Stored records
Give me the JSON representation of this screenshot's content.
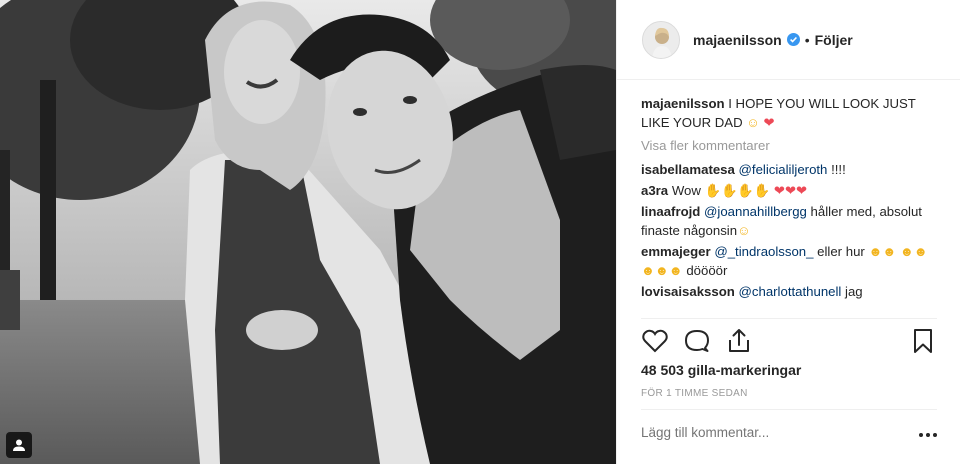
{
  "header": {
    "username": "majaenilsson",
    "separator": "•",
    "follow_label": "Följer"
  },
  "caption": {
    "username": "majaenilsson",
    "text": "I HOPE YOU WILL LOOK JUST LIKE YOUR DAD"
  },
  "view_more_comments": "Visa fler kommentarer",
  "comments": [
    {
      "username": "isabellamatesa",
      "mention": "@felicialiljeroth",
      "text": "!!!!"
    },
    {
      "username": "a3ra",
      "mention": "",
      "text": "Wow"
    },
    {
      "username": "linaafrojd",
      "mention": "@joannahillbergg",
      "text": "håller med, absolut finaste någonsin"
    },
    {
      "username": "emmajeger",
      "mention": "@_tindraolsson_",
      "text": "eller hur",
      "text2": "döööör"
    },
    {
      "username": "lovisaisaksson",
      "mention": "@charlottathunell",
      "text": "jag"
    }
  ],
  "likes": "48 503 gilla-markeringar",
  "timestamp": "FÖR 1 TIMME SEDAN",
  "add_comment_placeholder": "Lägg till kommentar...",
  "colors": {
    "text": "#262626",
    "muted": "#999999",
    "mention": "#003569",
    "verified": "#3897f0",
    "heart": "#ed4956",
    "border": "#efefef"
  },
  "icons": {
    "tag": "person-tag-icon",
    "verified": "verified-badge-icon",
    "like": "heart-outline-icon",
    "comment": "comment-bubble-icon",
    "share": "share-icon",
    "save": "bookmark-icon",
    "more": "more-options-icon"
  }
}
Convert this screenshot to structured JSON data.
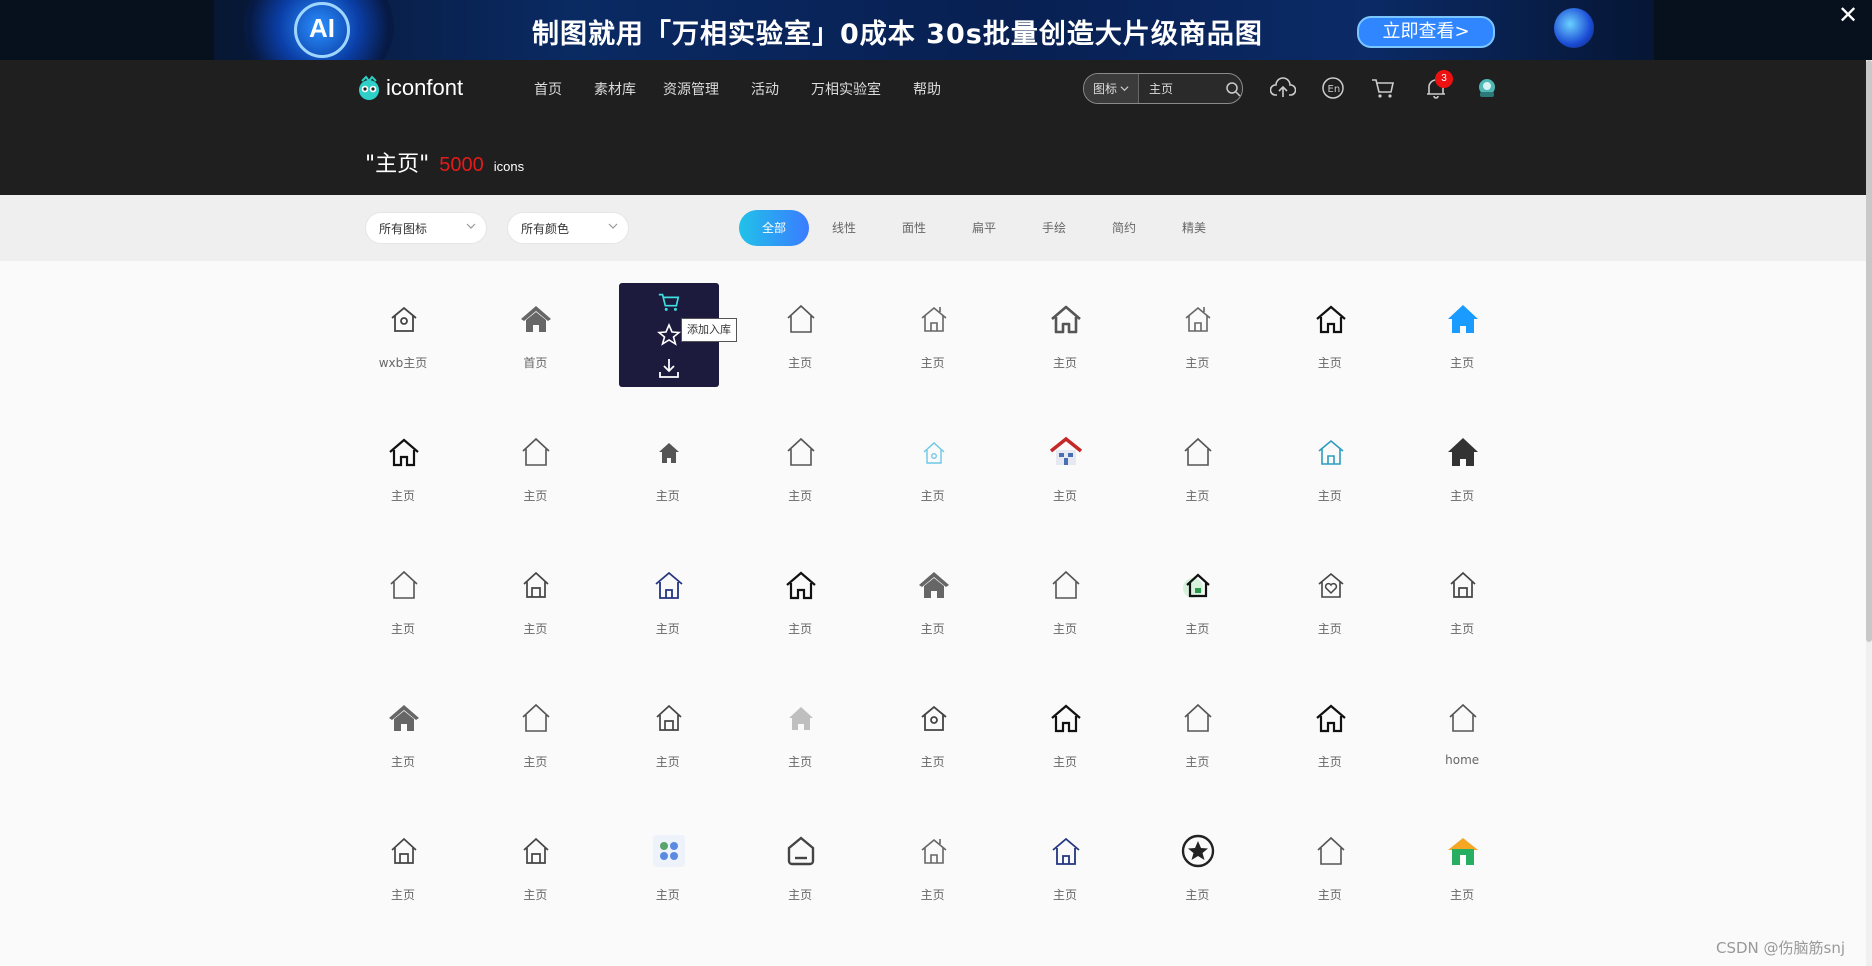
{
  "banner": {
    "orb_text": "AI",
    "headline": "制图就用「万相实验室」0成本 30s批量创造大片级商品图",
    "cta": "立即查看>"
  },
  "header": {
    "logo_text": "iconfont",
    "nav": [
      "首页",
      "素材库",
      "资源管理",
      "活动",
      "万相实验室",
      "帮助"
    ],
    "search": {
      "type": "图标",
      "value": "主页"
    },
    "notification_count": "3"
  },
  "title": {
    "query": "\"主页\"",
    "count": "5000",
    "unit": "icons"
  },
  "filters": {
    "icon_type": "所有图标",
    "color": "所有颜色",
    "tabs": [
      "全部",
      "线性",
      "面性",
      "扁平",
      "手绘",
      "简约",
      "精美"
    ]
  },
  "hover_tooltip": "添加入库",
  "icons": [
    {
      "label": "wxb主页",
      "icon": "home-outline-dot"
    },
    {
      "label": "首页",
      "icon": "home-filled-gray"
    },
    {
      "label": "",
      "icon": "hover-actions"
    },
    {
      "label": "主页",
      "icon": "home-outline-thin"
    },
    {
      "label": "主页",
      "icon": "home-outline-chimney"
    },
    {
      "label": "主页",
      "icon": "home-outline-bold"
    },
    {
      "label": "主页",
      "icon": "home-outline-chimney"
    },
    {
      "label": "主页",
      "icon": "home-outline-black"
    },
    {
      "label": "主页",
      "icon": "home-filled-blue"
    },
    {
      "label": "主页",
      "icon": "home-outline-black"
    },
    {
      "label": "主页",
      "icon": "home-outline-thin"
    },
    {
      "label": "主页",
      "icon": "home-filled-small"
    },
    {
      "label": "主页",
      "icon": "home-outline-thin"
    },
    {
      "label": "主页",
      "icon": "home-outline-cyan"
    },
    {
      "label": "主页",
      "icon": "home-red-roof"
    },
    {
      "label": "主页",
      "icon": "home-outline-thin"
    },
    {
      "label": "主页",
      "icon": "home-outline-teal"
    },
    {
      "label": "主页",
      "icon": "home-filled-black"
    },
    {
      "label": "主页",
      "icon": "home-outline-thin"
    },
    {
      "label": "主页",
      "icon": "home-outline-door"
    },
    {
      "label": "主页",
      "icon": "home-outline-navy"
    },
    {
      "label": "主页",
      "icon": "home-outline-black"
    },
    {
      "label": "主页",
      "icon": "home-filled-gray"
    },
    {
      "label": "主页",
      "icon": "home-outline-thin"
    },
    {
      "label": "主页",
      "icon": "home-green-circle"
    },
    {
      "label": "主页",
      "icon": "home-heart"
    },
    {
      "label": "主页",
      "icon": "home-outline-door"
    },
    {
      "label": "主页",
      "icon": "home-filled-gray"
    },
    {
      "label": "主页",
      "icon": "home-outline-thin"
    },
    {
      "label": "主页",
      "icon": "home-outline-door"
    },
    {
      "label": "主页",
      "icon": "home-filled-light"
    },
    {
      "label": "主页",
      "icon": "home-outline-dot"
    },
    {
      "label": "主页",
      "icon": "home-outline-black"
    },
    {
      "label": "主页",
      "icon": "home-outline-thin"
    },
    {
      "label": "主页",
      "icon": "home-outline-black"
    },
    {
      "label": "home",
      "icon": "home-outline-thin"
    },
    {
      "label": "主页",
      "icon": "home-outline-door"
    },
    {
      "label": "主页",
      "icon": "home-outline-door"
    },
    {
      "label": "主页",
      "icon": "home-app-dots"
    },
    {
      "label": "主页",
      "icon": "home-rounded-square"
    },
    {
      "label": "主页",
      "icon": "home-outline-chimney"
    },
    {
      "label": "主页",
      "icon": "home-outline-navy"
    },
    {
      "label": "主页",
      "icon": "home-star-circle"
    },
    {
      "label": "主页",
      "icon": "home-outline-thin"
    },
    {
      "label": "主页",
      "icon": "home-green-orange"
    }
  ],
  "watermark": "CSDN @伤脑筋snj"
}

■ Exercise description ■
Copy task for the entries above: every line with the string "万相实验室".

■ Response area ■
    "headline": "制图就用「万相实验室」0成本 30s批量创造大片级商品图",
      "万相实验室",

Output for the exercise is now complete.